§ **WORK REQUIRED**
Your output should be an exact copy of the records, with no pictures in it.

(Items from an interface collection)

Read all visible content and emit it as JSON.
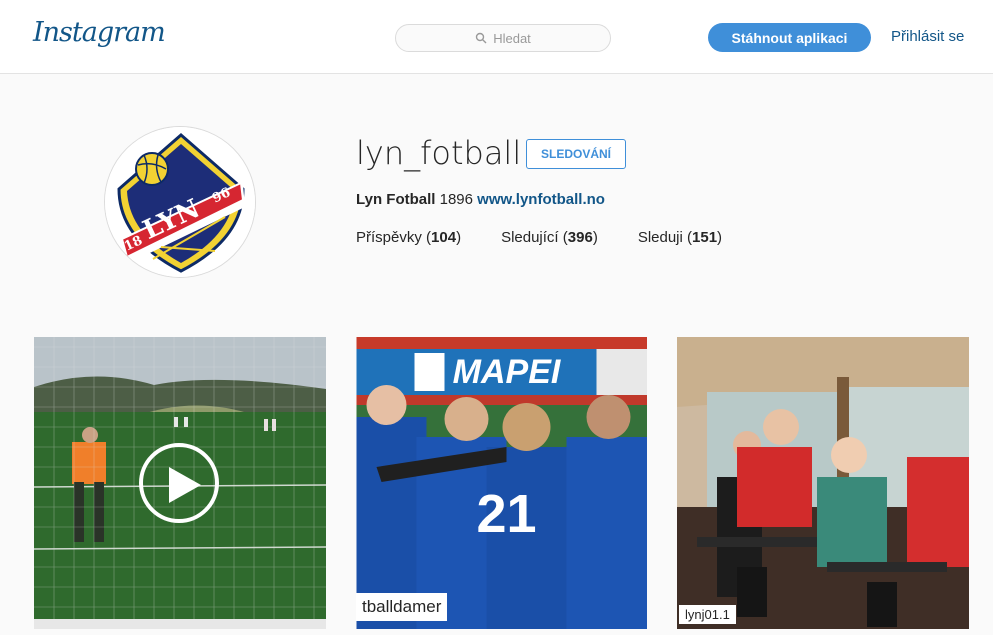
{
  "header": {
    "logo": "Instagram",
    "search_placeholder": "Hledat",
    "download_label": "Stáhnout aplikaci",
    "login_label": "Přihlásit se"
  },
  "profile": {
    "username": "lyn_fotball",
    "follow_label": "SLEDOVÁNÍ",
    "full_name": "Lyn Fotball",
    "bio_text": " 1896 ",
    "website": "www.lynfotball.no",
    "stats": {
      "posts_label": "Příspěvky",
      "posts_count": "104",
      "followers_label": "Sledující",
      "followers_count": "396",
      "following_label": "Sleduji",
      "following_count": "151"
    },
    "logo_text": "LYN",
    "logo_year_left": "18",
    "logo_year_right": "96"
  },
  "posts": [
    {
      "type": "video",
      "caption": ""
    },
    {
      "type": "photo",
      "caption": "tballdamer",
      "banner": "MAPEI",
      "jersey": "21"
    },
    {
      "type": "photo",
      "caption": "lynj01.1"
    }
  ],
  "colors": {
    "accent": "#3f8fd9",
    "link": "#125688",
    "background": "#fafafa"
  },
  "icons": {
    "search": "magnifier",
    "play": "play-triangle"
  }
}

§ **WRITTEN SOLUTION**
Read all visible content and emit it as JSON.
{
  "header": {
    "logo": "Instagram",
    "search_placeholder": "Hledat",
    "download_label": "Stáhnout aplikaci",
    "login_label": "Přihlásit se"
  },
  "profile": {
    "username": "lyn_fotball",
    "follow_label": "SLEDOVÁNÍ",
    "full_name": "Lyn Fotball",
    "bio_text": " 1896 ",
    "website": "www.lynfotball.no",
    "stats": {
      "posts_label": "Příspěvky",
      "posts_count": "104",
      "followers_label": "Sledující",
      "followers_count": "396",
      "following_label": "Sleduji",
      "following_count": "151"
    },
    "logo_text": "LYN",
    "logo_year_left": "18",
    "logo_year_right": "96"
  },
  "posts": [
    {
      "type": "video",
      "caption": ""
    },
    {
      "type": "photo",
      "caption": "tballdamer",
      "banner": "MAPEI",
      "jersey": "21"
    },
    {
      "type": "photo",
      "caption": "lynj01.1"
    }
  ],
  "colors": {
    "accent": "#3f8fd9",
    "link": "#125688",
    "background": "#fafafa"
  },
  "icons": {
    "search": "magnifier",
    "play": "play-triangle"
  }
}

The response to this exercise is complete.